“Last August I was approached by Nipissing Mental Health to be part of a team for the outreach program. What we noticed was that downtown had a lot of folks who were homeless and staying around the area and they were struggling to have any kind of support. Part of the organization went down to Guleph, Ontario to observe a program called Welcoming Streets which is an outreach program where they go out into the community and talk to people and find out if they need anything to be safe, healthy, warm. But also, more importantly, offering supports that can help a little it in the future for getting out of these situations.”

That was the model this group brought back to North Bay and tweaked it to match what could be provided here.

“At first, we had about 10 different folks from different organizations going out in pairs for about an hour or two to chat with people,” says Eade. “What we found out was we weren’t really building a rapport with a lot of people because there were too many different faces. That’s why we reduced the program down to two people, going out about three to four hours a day and that was very very effective in building those relationships. My role was then put on full time, which I do 8 a.m.-4 p.m. every day. I have a colleague who is also an outreach worker as well as a housing case manager. Kassidy Tompkins spends a good part of the day just looking for apartments, trying to find out which units would be suitable for people and helping them fill out applications.”

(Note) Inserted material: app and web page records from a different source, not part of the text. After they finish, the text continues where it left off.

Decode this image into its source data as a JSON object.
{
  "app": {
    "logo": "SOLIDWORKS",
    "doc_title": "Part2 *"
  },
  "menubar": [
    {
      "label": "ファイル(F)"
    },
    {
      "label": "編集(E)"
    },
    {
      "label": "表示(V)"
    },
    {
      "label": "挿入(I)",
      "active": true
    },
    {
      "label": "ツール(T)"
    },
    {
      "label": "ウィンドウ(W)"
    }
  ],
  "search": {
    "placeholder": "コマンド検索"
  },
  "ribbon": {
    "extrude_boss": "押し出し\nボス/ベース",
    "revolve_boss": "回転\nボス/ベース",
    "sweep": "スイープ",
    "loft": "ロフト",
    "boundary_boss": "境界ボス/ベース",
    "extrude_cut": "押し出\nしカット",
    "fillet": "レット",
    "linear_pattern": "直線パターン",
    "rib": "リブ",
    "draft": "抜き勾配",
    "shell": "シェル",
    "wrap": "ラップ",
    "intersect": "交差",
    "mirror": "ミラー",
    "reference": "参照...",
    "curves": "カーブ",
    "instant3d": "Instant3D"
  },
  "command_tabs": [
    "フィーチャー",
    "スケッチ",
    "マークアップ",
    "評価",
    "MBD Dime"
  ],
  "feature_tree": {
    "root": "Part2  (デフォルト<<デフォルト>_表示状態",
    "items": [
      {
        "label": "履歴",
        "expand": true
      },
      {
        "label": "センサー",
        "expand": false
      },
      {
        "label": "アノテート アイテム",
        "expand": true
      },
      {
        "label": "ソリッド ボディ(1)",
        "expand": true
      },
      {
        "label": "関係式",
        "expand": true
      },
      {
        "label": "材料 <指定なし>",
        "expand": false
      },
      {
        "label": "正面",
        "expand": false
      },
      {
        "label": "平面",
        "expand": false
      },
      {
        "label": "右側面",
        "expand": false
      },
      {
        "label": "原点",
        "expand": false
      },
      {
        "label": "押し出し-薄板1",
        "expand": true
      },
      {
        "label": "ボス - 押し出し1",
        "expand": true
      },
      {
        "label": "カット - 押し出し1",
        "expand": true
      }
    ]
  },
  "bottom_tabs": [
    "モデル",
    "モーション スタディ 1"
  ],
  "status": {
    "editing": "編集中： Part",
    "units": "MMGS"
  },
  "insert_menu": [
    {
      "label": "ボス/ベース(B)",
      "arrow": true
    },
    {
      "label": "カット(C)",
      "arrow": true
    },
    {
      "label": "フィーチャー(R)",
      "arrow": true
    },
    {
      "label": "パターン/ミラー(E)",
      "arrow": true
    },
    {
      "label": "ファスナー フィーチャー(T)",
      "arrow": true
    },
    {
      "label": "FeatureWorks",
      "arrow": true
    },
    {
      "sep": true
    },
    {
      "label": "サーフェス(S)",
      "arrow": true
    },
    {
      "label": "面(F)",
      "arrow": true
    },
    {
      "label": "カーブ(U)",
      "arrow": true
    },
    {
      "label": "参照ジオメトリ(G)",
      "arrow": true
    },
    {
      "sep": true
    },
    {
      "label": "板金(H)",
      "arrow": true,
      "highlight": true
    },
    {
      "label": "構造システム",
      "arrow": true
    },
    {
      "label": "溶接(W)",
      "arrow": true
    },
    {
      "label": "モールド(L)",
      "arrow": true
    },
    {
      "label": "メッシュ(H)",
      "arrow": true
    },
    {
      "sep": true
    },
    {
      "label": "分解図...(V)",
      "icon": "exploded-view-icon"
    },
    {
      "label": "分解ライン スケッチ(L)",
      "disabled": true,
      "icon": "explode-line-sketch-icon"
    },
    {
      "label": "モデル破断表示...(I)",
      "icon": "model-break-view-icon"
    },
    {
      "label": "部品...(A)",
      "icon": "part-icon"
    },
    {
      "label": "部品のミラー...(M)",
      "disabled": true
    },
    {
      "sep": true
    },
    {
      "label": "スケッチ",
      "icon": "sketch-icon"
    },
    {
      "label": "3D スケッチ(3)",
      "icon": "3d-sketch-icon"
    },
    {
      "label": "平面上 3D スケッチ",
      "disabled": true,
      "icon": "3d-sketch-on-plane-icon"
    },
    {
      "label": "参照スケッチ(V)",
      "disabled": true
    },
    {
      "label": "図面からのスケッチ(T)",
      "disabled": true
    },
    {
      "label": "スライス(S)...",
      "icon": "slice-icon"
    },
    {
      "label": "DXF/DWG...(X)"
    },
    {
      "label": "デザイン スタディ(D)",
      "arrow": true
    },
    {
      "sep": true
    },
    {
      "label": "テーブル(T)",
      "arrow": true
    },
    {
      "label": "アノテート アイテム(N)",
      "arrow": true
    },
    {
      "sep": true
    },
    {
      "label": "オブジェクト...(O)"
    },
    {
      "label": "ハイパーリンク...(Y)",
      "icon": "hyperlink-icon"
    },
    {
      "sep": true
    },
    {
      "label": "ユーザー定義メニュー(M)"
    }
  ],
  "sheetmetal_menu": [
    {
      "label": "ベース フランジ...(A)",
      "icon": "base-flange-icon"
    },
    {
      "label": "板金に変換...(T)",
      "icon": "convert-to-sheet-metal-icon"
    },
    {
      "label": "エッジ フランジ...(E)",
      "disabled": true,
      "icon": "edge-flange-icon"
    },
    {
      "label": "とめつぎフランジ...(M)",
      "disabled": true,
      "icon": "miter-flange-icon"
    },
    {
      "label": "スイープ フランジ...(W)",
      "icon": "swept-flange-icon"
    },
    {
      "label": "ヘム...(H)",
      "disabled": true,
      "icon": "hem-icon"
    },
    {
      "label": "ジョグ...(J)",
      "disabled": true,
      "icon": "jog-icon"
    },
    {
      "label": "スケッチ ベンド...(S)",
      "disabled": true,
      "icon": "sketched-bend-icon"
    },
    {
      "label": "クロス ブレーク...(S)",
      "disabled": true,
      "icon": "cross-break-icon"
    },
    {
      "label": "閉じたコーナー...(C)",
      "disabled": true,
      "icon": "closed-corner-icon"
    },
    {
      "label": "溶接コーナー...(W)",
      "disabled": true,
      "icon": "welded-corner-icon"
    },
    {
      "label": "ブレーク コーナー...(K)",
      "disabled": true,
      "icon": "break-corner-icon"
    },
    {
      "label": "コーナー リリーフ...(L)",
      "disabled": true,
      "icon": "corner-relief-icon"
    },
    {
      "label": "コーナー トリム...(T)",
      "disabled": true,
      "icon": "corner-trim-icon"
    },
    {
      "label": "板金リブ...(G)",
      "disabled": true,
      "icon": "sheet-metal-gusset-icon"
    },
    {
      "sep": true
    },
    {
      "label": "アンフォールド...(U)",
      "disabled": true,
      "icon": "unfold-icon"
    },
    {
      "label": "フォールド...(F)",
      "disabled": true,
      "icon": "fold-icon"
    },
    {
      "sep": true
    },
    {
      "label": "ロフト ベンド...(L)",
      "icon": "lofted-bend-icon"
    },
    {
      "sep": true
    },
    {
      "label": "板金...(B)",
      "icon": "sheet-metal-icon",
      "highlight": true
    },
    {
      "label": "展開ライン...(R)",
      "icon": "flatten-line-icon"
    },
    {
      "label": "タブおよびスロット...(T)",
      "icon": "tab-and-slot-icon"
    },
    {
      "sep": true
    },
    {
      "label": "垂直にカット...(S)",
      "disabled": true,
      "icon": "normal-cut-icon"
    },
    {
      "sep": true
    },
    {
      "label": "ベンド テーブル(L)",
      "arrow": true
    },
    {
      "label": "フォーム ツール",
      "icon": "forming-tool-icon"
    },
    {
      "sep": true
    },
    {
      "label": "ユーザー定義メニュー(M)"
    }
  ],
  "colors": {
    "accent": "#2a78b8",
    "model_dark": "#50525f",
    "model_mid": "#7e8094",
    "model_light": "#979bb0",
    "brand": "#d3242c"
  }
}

And Eade points to affordable housing as the biggest need for the community.

“We have our housing case manager who is looking every day, but we’re finding bachelor units for $1,100-$1,200 a month, you can’t find a one-bedroom for less than $1,000. I feel that there’s been a major increase in rent over the past year or so that is making it really difficult to house our most vulnerable folks.”

Eade came to this position after working as a Case Manager for Nipissing Mental Health and based on his own experiences he was hoping to find a job where he could connect and help people.

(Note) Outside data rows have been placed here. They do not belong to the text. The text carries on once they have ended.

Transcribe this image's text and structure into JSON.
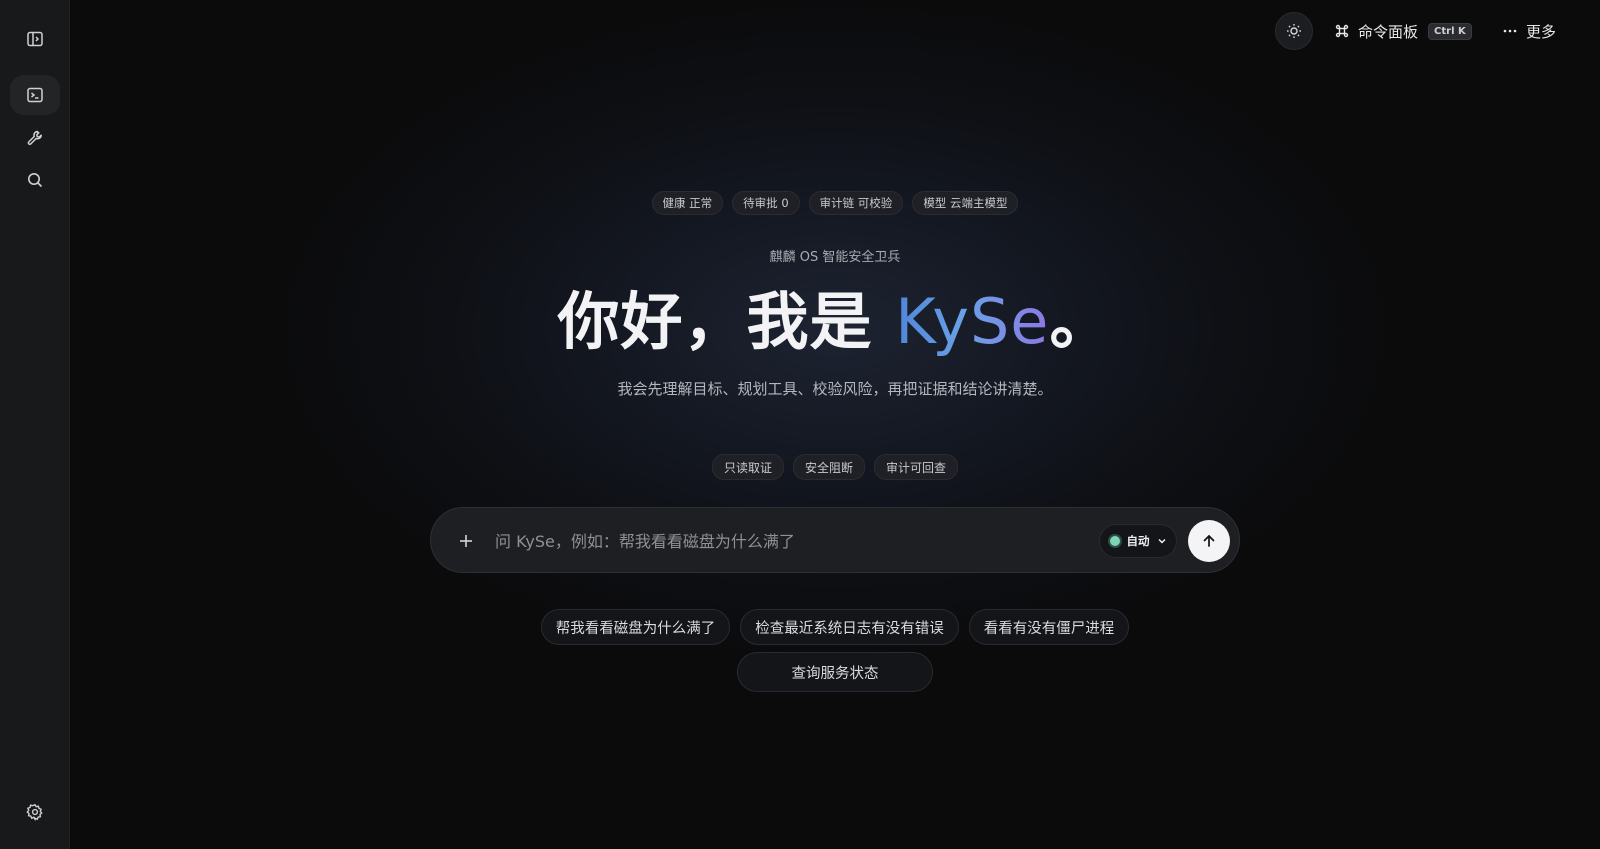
{
  "topbar": {
    "command_palette_label": "命令面板",
    "command_shortcut": "Ctrl K",
    "more_label": "更多"
  },
  "status_pills": [
    "健康 正常",
    "待审批 0",
    "审计链 可校验",
    "模型 云端主模型"
  ],
  "hero": {
    "subtitle": "麒麟 OS 智能安全卫兵",
    "headline_prefix": "你好，我是 ",
    "headline_brand": "KySe",
    "headline_suffix": "。",
    "tagline": "我会先理解目标、规划工具、校验风险，再把证据和结论讲清楚。"
  },
  "feature_pills": [
    "只读取证",
    "安全阻断",
    "审计可回查"
  ],
  "composer": {
    "placeholder": "问 KySe，例如：帮我看看磁盘为什么满了",
    "mode_label": "自动"
  },
  "suggestions": {
    "row1": [
      "帮我看看磁盘为什么满了",
      "检查最近系统日志有没有错误",
      "看看有没有僵尸进程"
    ],
    "row2": [
      "查询服务状态"
    ]
  },
  "colors": {
    "brand_gradient_start": "#4f86d9",
    "brand_gradient_end": "#8d79e4",
    "status_dot": "#7fd3b6"
  },
  "icons": {
    "sidebar": [
      "sidebar-toggle-icon",
      "terminal-icon",
      "wrench-icon",
      "search-icon",
      "gear-icon"
    ],
    "topbar": [
      "sun-icon",
      "command-icon",
      "more-dots-icon"
    ],
    "composer": [
      "plus-icon",
      "chevron-down-icon",
      "arrow-up-icon"
    ]
  }
}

“I was a mature student when I went back to work in this field and that was my goal was to try and help these folks who just don’t know where to go for help. I think there’s a lot of perception out there that people who are struggling with homelessness just choose to want to live this way, and while that is correct for some folks there’s a lot of people who don’t want that and just don’t know where to go. So, I’ve always had this idea on my radar. I do have a history of addictions and homelessness myself. So that’s one of the things that drove me to pursue this even more.”

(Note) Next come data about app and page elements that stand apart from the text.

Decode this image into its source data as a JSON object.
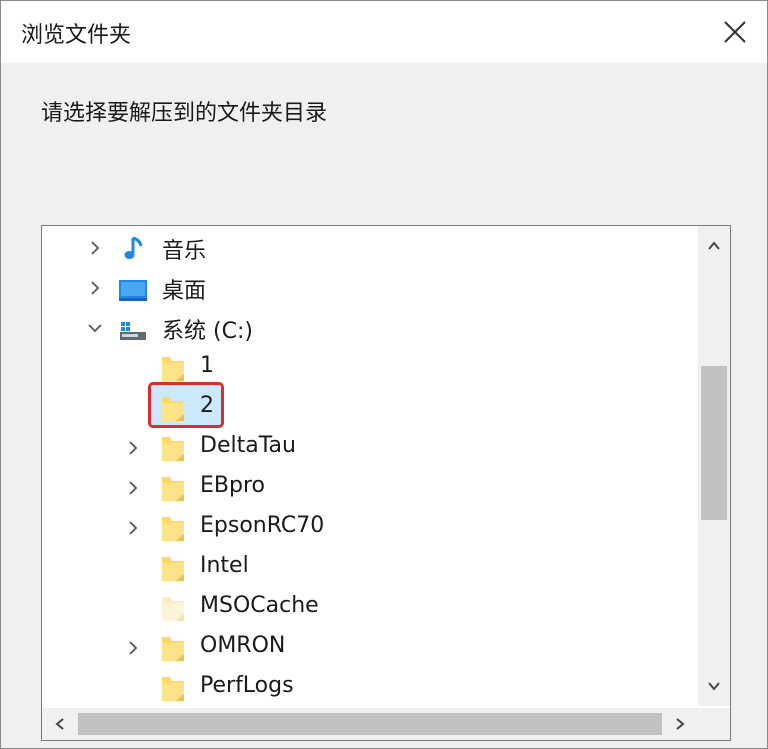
{
  "window": {
    "title": "浏览文件夹",
    "close_icon": "close-icon"
  },
  "prompt": "请选择要解压到的文件夹目录",
  "tree": {
    "nodes": [
      {
        "label": "音乐",
        "icon": "music-note-icon",
        "expander": "collapsed"
      },
      {
        "label": "桌面",
        "icon": "desktop-icon",
        "expander": "collapsed"
      },
      {
        "label": "系统 (C:)",
        "icon": "drive-icon",
        "expander": "expanded"
      },
      {
        "label": "1",
        "icon": "folder-icon",
        "expander": "none"
      },
      {
        "label": "2",
        "icon": "folder-icon",
        "expander": "none",
        "selected": true
      },
      {
        "label": "DeltaTau",
        "icon": "folder-icon",
        "expander": "collapsed"
      },
      {
        "label": "EBpro",
        "icon": "folder-icon",
        "expander": "collapsed"
      },
      {
        "label": "EpsonRC70",
        "icon": "folder-icon",
        "expander": "collapsed"
      },
      {
        "label": "Intel",
        "icon": "folder-icon",
        "expander": "none"
      },
      {
        "label": "MSOCache",
        "icon": "folder-icon",
        "expander": "none",
        "faded": true
      },
      {
        "label": "OMRON",
        "icon": "folder-icon",
        "expander": "collapsed"
      },
      {
        "label": "PerfLogs",
        "icon": "folder-icon",
        "expander": "none"
      }
    ]
  },
  "colors": {
    "selection": "#cce8ff",
    "highlight_border": "#d62f2f",
    "folder": "#ffd966"
  }
}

And he says the work itself is very rewarding when they can help someone.

“We’re very proud of the work we do. Of course, like everyone else, we sometimes feel like we’re not doing enough, but we’ve seen some good success stories and we do what we can and our clients are very appreciative. I know that if they are feeling okay and feeling supportive than I know we’re accomplishing our goals.”

Eade says while there is always a lot of work to do, the feedback over the last several months has been very positive.

“We get a lot of feedback from a number of people. Whether its other community supports, or business owners, or just general bystanders, we get a lot of very positive feedback.

"This program was initially started by the Downtown Improvement Area and they are still very involved. They are the ones who approached our organization to see if we could help some of the folks that are downtown on Main Street. So that is our main detachment area, the five or six blocks that make up the downtown.

"Of course, we expand outside to support others, but it was the business owners who were finding people asleep in their doorways, they were always calling the police. Well now they can call us for non-emergency situations, so we free up the police a little bit, and then we are able to meet folks that need a home and we can get them support while providing them a safe space. So, the feedback from the community has been great, especially the downtown area. They still have their struggles and their concerns but its been a lot of good results coming from this.”

If you have a story suggestion for the “helpers” series, send Matt an email at